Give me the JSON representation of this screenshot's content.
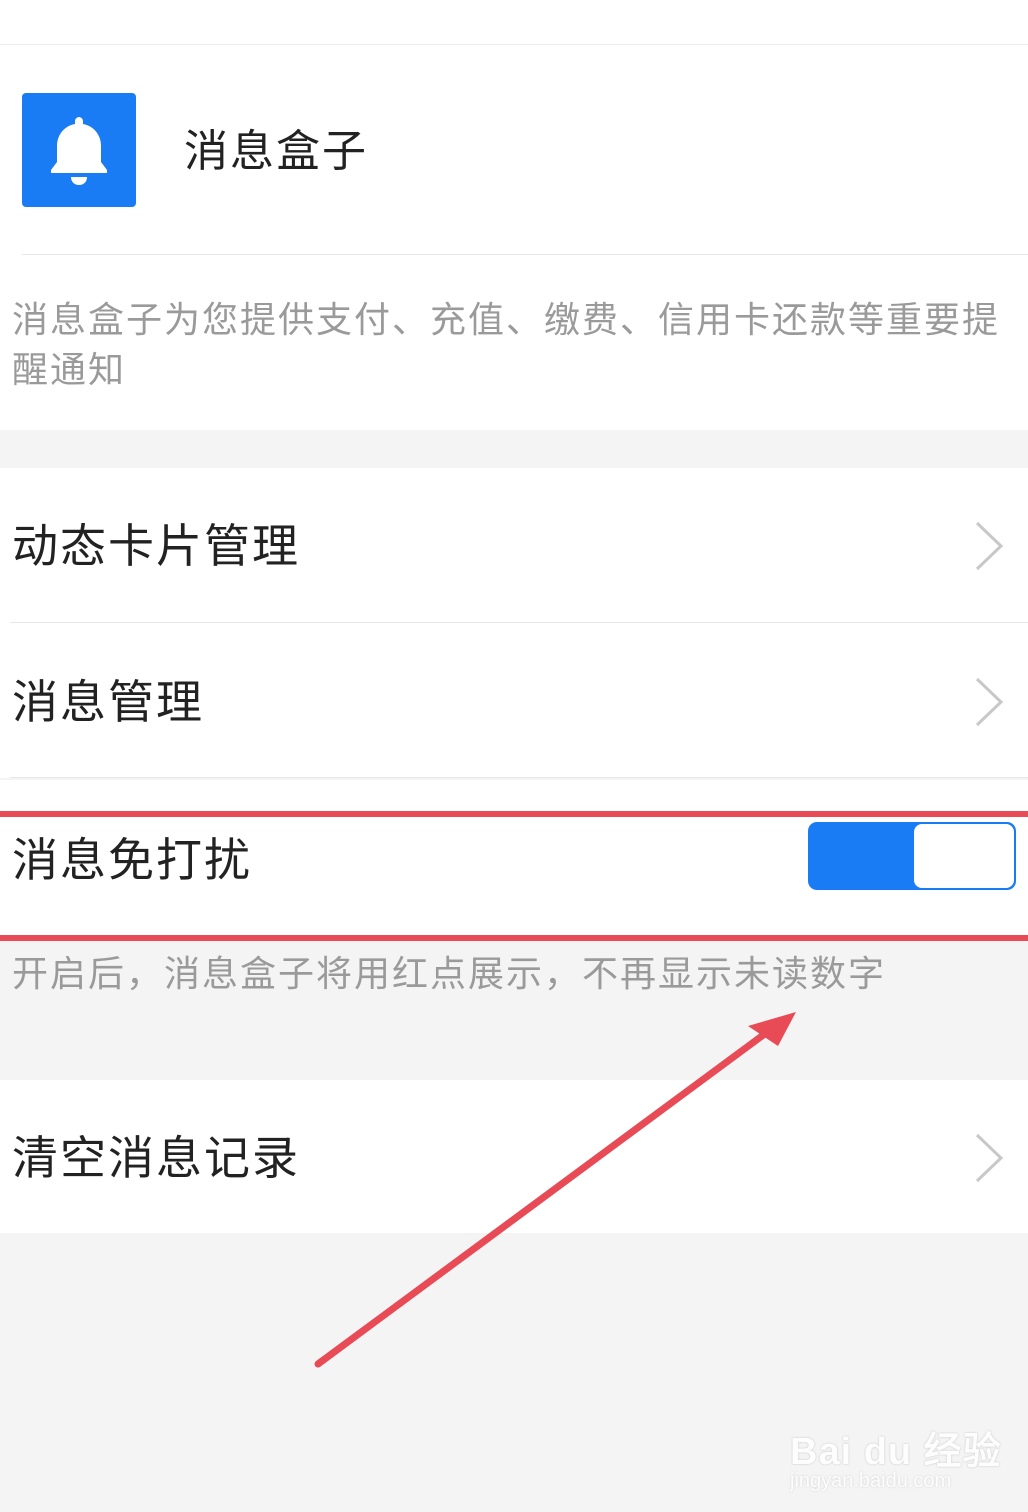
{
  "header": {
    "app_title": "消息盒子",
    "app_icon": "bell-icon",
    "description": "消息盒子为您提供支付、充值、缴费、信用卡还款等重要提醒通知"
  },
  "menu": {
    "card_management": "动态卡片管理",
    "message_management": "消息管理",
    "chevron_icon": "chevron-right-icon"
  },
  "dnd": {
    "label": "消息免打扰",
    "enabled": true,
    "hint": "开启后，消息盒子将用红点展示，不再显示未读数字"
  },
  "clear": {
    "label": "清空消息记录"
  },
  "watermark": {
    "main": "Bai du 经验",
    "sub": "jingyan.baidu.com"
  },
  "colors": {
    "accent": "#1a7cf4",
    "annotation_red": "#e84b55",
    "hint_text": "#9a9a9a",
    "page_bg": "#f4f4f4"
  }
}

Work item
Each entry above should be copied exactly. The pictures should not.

Exercise output
Give me the JSON representation of this screenshot's content.
{
  "header": {
    "app_title": "消息盒子",
    "app_icon": "bell-icon",
    "description": "消息盒子为您提供支付、充值、缴费、信用卡还款等重要提醒通知"
  },
  "menu": {
    "card_management": "动态卡片管理",
    "message_management": "消息管理",
    "chevron_icon": "chevron-right-icon"
  },
  "dnd": {
    "label": "消息免打扰",
    "enabled": true,
    "hint": "开启后，消息盒子将用红点展示，不再显示未读数字"
  },
  "clear": {
    "label": "清空消息记录"
  },
  "watermark": {
    "main": "Bai du 经验",
    "sub": "jingyan.baidu.com"
  },
  "colors": {
    "accent": "#1a7cf4",
    "annotation_red": "#e84b55",
    "hint_text": "#9a9a9a",
    "page_bg": "#f4f4f4"
  }
}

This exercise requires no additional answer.